On Thursday, Restoration Hardware will release its latest quarterly results. With the formerly private company having come public once more just last year, Restoration Hardware picked the perfect moment to reemerge, capitalizing on the rebound in housing in drawing interest from investors.
Still, it's important to understand that for years before going private, Restoration Hardware struggled under the weight of excess inventory during the housing bust. As the company has refocused its efforts to capture the highest end of its market, the question remains whether it could fall prey to another downturn in housing and the overall economy during the next downward cycle. Let's take an early look at what's been happening with Restoration Hardware over the past quarter and what we're likely to see in its quarterly report.
Stats on Restoration Hardware
Analyst EPS Estimate
Change From Year-Ago Revenue
Earnings Beats in Past 4 Quarters
Source: Yahoo! Finance, S&P Capital IQ. * In past two quarters as public company.
Can Restoration Hardware cash in on housing's boom?
Analysts have gotten a lot more enthusiastic about Restoration Hardware's earnings prospects in recent months, reversing initial calls for a quarterly loss and boosting current fiscal-year estimates by nearly a dime per share. The stock has also pressed higher, soaring more than 40% since early March.

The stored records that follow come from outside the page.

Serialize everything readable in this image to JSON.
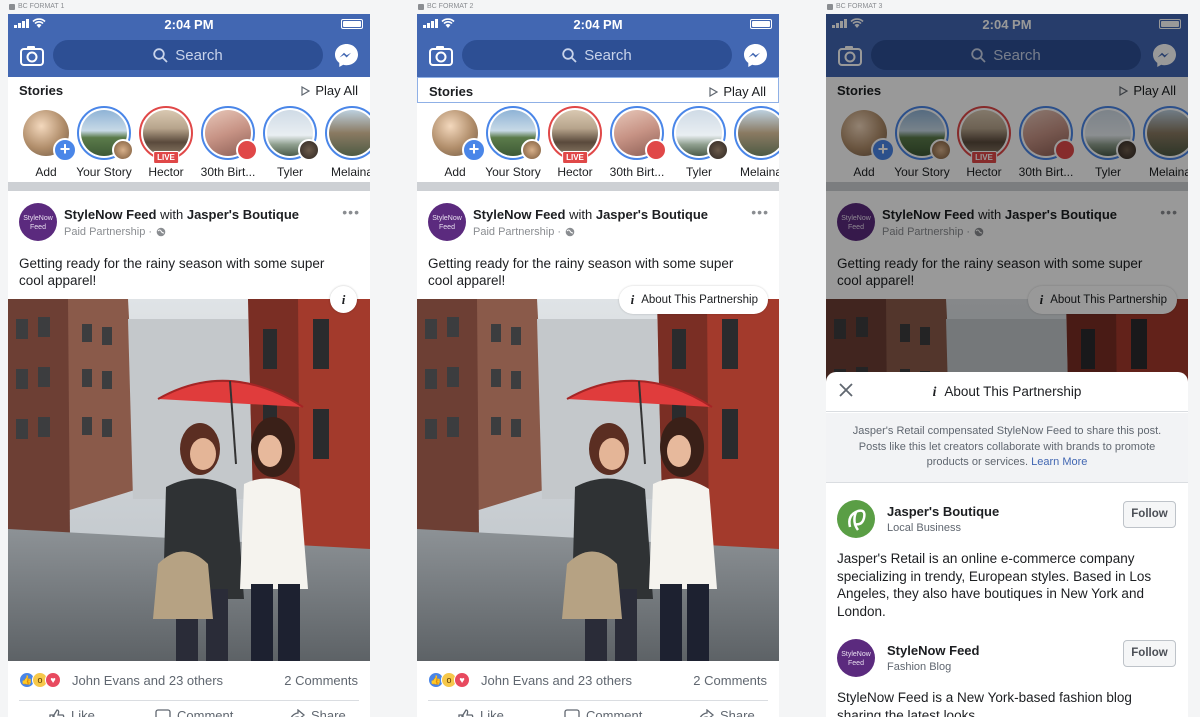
{
  "frames": [
    {
      "label": "BC FORMAT 1"
    },
    {
      "label": "BC FORMAT 2"
    },
    {
      "label": "BC FORMAT 3"
    }
  ],
  "status": {
    "time": "2:04 PM"
  },
  "nav": {
    "search_placeholder": "Search"
  },
  "stories": {
    "title": "Stories",
    "play_all": "Play All",
    "items": [
      {
        "name": "Add"
      },
      {
        "name": "Your Story"
      },
      {
        "name": "Hector",
        "badge": "LIVE"
      },
      {
        "name": "30th Birt..."
      },
      {
        "name": "Tyler"
      },
      {
        "name": "Melaina"
      }
    ]
  },
  "post": {
    "page_name": "StyleNow Feed",
    "with_text": "with",
    "partner_name": "Jasper's Boutique",
    "subtitle": "Paid Partnership ·",
    "avatar_text": "StyleNow Feed",
    "caption": "Getting ready for the rainy season with some super cool apparel!",
    "info_glyph": "i",
    "about_label": "About This Partnership",
    "reactors": "John Evans and 23 others",
    "comments": "2 Comments",
    "like": "Like",
    "comment": "Comment",
    "share": "Share"
  },
  "sheet": {
    "title": "About This Partnership",
    "description": "Jasper's Retail compensated StyleNow Feed to share this post. Posts like this let creators collaborate with brands to promote products or services.",
    "learn_more": "Learn More",
    "brands": [
      {
        "name": "Jasper's Boutique",
        "type": "Local Business",
        "follow": "Follow",
        "about": "Jasper's Retail is an online e-commerce company specializing in trendy, European styles. Based in Los Angeles, they also have boutiques in New York and London."
      },
      {
        "name": "StyleNow Feed",
        "type": "Fashion Blog",
        "follow": "Follow",
        "about": "StyleNow Feed is a New York-based fashion blog sharing the latest looks"
      }
    ]
  },
  "colors": {
    "brand_blue": "#4267b2",
    "live_red": "#e04848",
    "story_ring": "#4a86e8"
  }
}
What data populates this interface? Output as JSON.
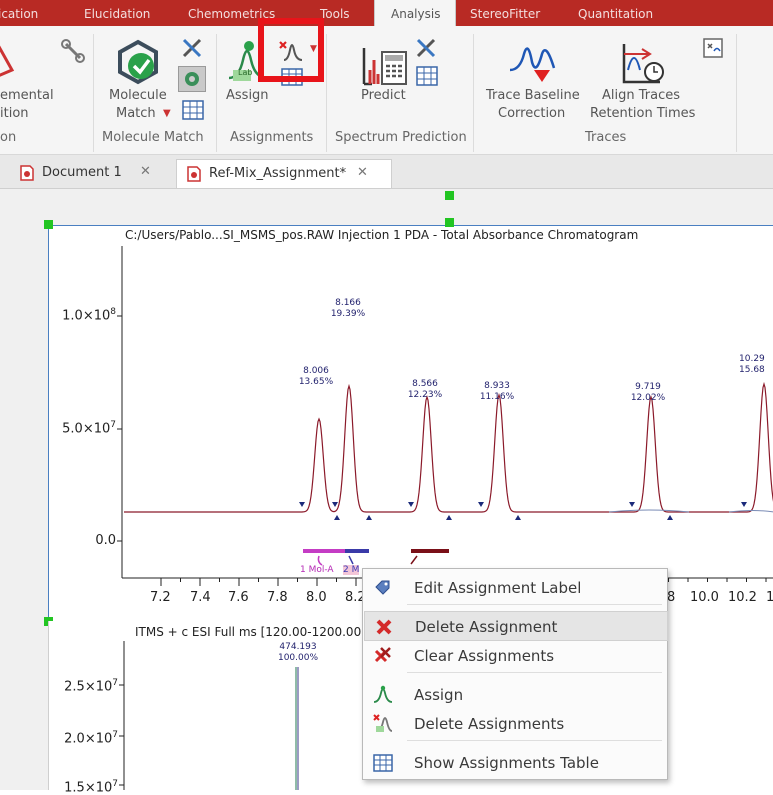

Much of the enthusiasm about Restoration Hardware came in April, when the company delivered extremely strong results in its holiday quarter. With a 30% jump in revenue coming largely from existing stores, Restoration Hardware saw an impressive 26% same-store sales increase during the quarter. The company also took the opportunity to raise its guidance for the April quarter and full year, further bolstering the bullish view of the company. Even better, the company came back for seconds in May, again pushing its guidance up and predicting a ridiculously strong 41% jump in same-store sales.
So far, Restoration Hardware has been able to focus on building up a large-enough network of stores to go up against its much larger competitors. Williams-Sonoma has also done a good job of keeping gross margins high by tailoring its offerings to high-end customers, but it has a large enough store presence in the U.S. that Williams-Sonoma has been looking abroad for growth opportunities.
Yet the threat to Restoration Hardware is one that's being felt throughout housing-related industries: a potential end to Federal Reserve measures to stimulate the economy. With mortgage rates already having risen sharply, home-improvement retailers Home Depot and Lowe's have fallen back from their recent highs, and both of them could see weaker activity both from consumers and from construction-industry purchasers if rates keep rising. Restoration Hardware could potentially suffer from the same trends going forward.
In Restoration Hardware's report, watch for commentary on how sensitive the company is to the changing interest rate environment. If management suggests any drop-off in sales, then the big boost the stock has seen could give way to a pullback.
The retail space is in the midst of the biggest paradigm shift since mail order took off at the turn of the last century. Only those most forward-looking and capable companies will survive, and they'll handsomely reward those investors who understand the landscape. You can read about the 3 Companies Ready to Rule Retail in The Motley Fool's special report. Uncovering these top picks is free today; just click here to read more.
Click here to add Restoration Hardware to My Watchlist, which can find all of our Foolish analysis on it and all your other stocks.
The article How Housing Restored Restoration Hardware originally appeared on Fool.com.
Fool contributor Dan Caplinger has no position in any stocks mentioned. You can follow him on Twitter @DanCaplinger. The Motley Fool recommends Home Depot, Lowe's, and Williams-Sonoma. Try any of our Foolish newsletter services free for 30 days. We Fools may not all hold the same opinions, but we all believe that considering a diverse range of insights makes us better investors. The Motley Fool has a disclosure policy.
Copyright © 1995 - 2013 The Motley Fool, LLC. All rights reserved. The Motley Fool has a disclosure policy.